This is quite a simple practice and children enjoy it very much. The practice, as you can see, is based on some of the yoga asana: shashankasana, tadasana and tiryaka tadasana, and it is also helping the child psychologically by going through the process of growth, starting from the foetal position of the womb and then growing into a strong independent body. At the same time, yogically speaking, it follows the ascent up through the elements associated with the chakras: earth, water, sun or fire, air and space; and some of the associated emotions and experiences: security and insecurity, fear and fearlessness, dynamism and stillness.

Nourish the seed

Just as a seed grows into a plant, so too a child grows, and at each stage of growth there are different needs. Swami Sivananda has also compared the child to a plant. He said, “the soul is the root, the mind is the trunk, and the body constitutes the leaves. The leaves are important because they gather the sun's rays for the entire tree.
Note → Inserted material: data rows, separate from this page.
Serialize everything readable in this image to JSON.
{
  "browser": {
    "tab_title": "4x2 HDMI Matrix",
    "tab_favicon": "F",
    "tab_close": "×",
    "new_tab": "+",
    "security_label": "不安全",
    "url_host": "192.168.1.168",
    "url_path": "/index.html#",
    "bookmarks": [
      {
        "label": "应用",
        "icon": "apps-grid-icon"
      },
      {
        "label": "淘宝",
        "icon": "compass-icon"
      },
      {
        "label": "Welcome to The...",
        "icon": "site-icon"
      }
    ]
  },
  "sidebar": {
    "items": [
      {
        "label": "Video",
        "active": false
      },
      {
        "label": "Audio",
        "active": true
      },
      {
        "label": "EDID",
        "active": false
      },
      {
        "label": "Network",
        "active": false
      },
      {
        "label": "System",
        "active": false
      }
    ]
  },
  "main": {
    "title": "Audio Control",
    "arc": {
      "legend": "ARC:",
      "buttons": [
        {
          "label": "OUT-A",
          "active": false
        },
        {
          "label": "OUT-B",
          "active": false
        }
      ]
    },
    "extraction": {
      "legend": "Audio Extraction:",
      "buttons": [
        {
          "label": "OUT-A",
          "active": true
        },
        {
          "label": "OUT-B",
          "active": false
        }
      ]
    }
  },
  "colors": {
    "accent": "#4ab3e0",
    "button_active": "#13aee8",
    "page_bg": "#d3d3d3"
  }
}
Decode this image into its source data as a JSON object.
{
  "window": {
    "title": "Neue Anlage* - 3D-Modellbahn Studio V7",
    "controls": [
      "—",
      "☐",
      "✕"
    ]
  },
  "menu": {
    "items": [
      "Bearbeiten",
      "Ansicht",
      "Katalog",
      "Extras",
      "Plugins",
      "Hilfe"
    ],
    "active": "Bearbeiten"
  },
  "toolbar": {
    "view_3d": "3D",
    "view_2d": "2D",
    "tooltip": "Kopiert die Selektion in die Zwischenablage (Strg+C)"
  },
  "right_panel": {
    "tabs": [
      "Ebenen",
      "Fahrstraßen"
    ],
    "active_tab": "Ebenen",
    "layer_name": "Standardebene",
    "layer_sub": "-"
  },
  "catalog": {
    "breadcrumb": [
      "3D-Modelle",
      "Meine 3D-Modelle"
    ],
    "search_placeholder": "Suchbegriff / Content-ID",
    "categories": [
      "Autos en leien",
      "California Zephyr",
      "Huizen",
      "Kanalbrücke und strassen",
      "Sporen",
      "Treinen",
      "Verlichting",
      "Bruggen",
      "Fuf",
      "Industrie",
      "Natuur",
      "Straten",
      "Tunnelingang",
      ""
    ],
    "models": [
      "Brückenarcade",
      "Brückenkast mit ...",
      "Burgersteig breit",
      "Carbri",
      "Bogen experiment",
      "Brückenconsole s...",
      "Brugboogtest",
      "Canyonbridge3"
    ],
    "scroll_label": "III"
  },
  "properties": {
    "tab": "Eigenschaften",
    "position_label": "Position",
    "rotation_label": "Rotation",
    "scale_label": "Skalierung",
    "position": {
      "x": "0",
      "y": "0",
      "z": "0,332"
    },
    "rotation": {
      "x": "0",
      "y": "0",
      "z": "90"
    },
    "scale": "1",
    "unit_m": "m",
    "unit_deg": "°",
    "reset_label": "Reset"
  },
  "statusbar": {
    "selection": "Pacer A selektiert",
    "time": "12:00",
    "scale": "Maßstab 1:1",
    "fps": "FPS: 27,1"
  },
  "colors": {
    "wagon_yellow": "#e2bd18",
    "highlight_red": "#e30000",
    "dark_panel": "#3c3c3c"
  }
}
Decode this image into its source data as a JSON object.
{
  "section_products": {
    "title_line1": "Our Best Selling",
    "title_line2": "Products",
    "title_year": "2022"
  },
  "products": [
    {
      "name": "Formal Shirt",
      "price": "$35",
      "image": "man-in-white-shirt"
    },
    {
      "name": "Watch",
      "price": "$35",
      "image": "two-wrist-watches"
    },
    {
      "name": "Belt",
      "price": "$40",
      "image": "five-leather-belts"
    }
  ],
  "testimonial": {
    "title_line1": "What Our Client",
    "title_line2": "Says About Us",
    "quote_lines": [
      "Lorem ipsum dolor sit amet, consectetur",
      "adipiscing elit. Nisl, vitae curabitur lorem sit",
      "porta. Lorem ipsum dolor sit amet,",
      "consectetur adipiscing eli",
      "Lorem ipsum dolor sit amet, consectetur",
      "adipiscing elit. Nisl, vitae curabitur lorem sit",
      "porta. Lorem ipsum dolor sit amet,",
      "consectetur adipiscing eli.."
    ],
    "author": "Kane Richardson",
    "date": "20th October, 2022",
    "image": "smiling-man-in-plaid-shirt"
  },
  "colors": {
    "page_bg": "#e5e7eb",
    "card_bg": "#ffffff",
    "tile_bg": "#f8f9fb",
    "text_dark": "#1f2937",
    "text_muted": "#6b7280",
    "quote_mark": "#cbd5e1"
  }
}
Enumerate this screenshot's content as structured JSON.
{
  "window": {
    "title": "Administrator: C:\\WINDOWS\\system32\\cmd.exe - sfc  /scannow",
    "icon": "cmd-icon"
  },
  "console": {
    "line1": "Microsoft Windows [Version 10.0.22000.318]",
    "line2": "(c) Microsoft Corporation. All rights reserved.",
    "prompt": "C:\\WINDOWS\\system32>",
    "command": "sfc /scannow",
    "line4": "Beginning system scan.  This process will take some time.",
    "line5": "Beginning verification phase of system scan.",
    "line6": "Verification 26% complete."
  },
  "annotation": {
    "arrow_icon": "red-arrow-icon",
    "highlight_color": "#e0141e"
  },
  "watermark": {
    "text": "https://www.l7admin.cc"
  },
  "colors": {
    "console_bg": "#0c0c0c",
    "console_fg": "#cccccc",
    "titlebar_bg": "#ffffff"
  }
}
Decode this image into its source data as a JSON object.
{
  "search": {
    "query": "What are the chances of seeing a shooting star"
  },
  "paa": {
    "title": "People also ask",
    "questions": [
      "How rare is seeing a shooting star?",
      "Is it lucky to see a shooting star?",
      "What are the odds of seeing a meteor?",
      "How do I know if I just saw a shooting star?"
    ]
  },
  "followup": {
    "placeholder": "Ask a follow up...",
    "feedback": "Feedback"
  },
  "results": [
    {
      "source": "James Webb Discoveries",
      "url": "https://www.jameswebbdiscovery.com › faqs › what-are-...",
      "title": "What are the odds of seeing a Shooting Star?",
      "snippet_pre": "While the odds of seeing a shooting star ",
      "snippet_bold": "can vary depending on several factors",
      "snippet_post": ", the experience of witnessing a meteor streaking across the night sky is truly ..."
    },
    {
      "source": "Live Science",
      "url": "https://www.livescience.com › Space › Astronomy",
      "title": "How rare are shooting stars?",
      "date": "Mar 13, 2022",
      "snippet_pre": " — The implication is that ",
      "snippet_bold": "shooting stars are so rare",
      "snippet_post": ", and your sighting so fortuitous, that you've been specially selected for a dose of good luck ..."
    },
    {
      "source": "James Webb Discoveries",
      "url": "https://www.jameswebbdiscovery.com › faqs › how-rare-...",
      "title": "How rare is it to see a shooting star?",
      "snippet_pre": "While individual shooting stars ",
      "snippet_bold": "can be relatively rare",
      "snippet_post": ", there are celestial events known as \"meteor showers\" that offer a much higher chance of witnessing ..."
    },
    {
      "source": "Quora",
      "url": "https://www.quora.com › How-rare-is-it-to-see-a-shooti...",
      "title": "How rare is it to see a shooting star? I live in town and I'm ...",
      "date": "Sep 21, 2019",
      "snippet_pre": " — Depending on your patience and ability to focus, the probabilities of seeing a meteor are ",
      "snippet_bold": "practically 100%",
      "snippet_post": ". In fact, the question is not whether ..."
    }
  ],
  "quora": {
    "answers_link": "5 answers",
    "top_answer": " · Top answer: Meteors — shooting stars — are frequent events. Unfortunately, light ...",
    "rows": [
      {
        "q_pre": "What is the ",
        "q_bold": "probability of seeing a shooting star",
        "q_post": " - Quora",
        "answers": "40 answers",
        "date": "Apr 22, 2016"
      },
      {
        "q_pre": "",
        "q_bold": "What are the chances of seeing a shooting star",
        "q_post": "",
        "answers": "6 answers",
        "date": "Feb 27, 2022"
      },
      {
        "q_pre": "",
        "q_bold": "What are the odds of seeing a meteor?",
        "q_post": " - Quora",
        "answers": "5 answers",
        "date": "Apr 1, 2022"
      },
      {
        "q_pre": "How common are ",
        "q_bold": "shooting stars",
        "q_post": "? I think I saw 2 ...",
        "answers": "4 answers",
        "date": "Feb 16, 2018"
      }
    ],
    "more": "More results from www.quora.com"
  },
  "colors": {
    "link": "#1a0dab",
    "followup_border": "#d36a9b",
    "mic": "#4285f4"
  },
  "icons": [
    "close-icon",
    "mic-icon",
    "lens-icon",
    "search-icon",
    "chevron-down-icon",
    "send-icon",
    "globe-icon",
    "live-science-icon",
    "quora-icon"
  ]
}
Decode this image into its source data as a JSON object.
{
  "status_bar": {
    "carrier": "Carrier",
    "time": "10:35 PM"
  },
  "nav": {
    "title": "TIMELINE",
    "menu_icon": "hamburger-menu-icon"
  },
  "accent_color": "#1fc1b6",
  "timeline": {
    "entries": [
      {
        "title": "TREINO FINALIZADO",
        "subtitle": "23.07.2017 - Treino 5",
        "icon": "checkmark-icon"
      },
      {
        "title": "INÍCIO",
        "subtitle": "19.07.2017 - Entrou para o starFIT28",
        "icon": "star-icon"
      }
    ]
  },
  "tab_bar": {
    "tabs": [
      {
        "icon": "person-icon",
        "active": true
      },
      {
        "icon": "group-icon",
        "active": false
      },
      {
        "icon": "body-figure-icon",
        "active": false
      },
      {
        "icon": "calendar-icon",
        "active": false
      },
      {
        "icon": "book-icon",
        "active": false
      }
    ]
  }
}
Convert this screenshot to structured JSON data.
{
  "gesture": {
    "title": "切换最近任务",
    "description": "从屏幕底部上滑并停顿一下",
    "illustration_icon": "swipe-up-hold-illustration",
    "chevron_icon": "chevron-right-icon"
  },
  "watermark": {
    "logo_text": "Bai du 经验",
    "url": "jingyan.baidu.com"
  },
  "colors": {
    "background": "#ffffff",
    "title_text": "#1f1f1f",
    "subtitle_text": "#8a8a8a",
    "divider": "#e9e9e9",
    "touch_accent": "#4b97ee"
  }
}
The trunk is equally important, however, if the roots are not watered then the whole tree will not survive for long”. If we don't water and feed the soul of a child as well as the body and the mind, then he or she won't survive or will have a lot of difficulty in surviving. So in order to water and feed the soul, provide the soul with nourishment.

The teacher – whether it be in an asana class or a school situation – must know the needs, the aspirations, the strengths and the limitations of every child. This is what Swami Niranjanananda calls the 'SWAN theory': Strengths, Weaknesses, Ambitions or Aspirations and Needs. It is very important for the teacher to have an understanding of every child. The teacher is not just there to teach subjects, or asana, or other practices. The teacher is like a caretaker and guide for the children's social, practical and spiritual values. The teacher is also a role model. Children are very sensitive and observant of how the teacher interacts with others, how the teacher acts and reacts to situations, even of how the teacher talks, listens and moves. A child observes all this, so it is very important that the teacher has an awareness of his or her own actions and behaviour. A teacher must know not only what practices but also what experiences to give a child.

The teacher-child relationship is very important. It forms a very powerful link. It should be based on love, respect and trust, and this relationship needs to be gradually built up. The teacher plays a major role in forming the personality of a child and also the destiny of a child. For a period of time the teacher is leading the child, hopefully in dharma. So the teacher must provide the environment, the example and the situations that create positive samskaras; an environment that is creative, spontaneous, vibrant and joyous.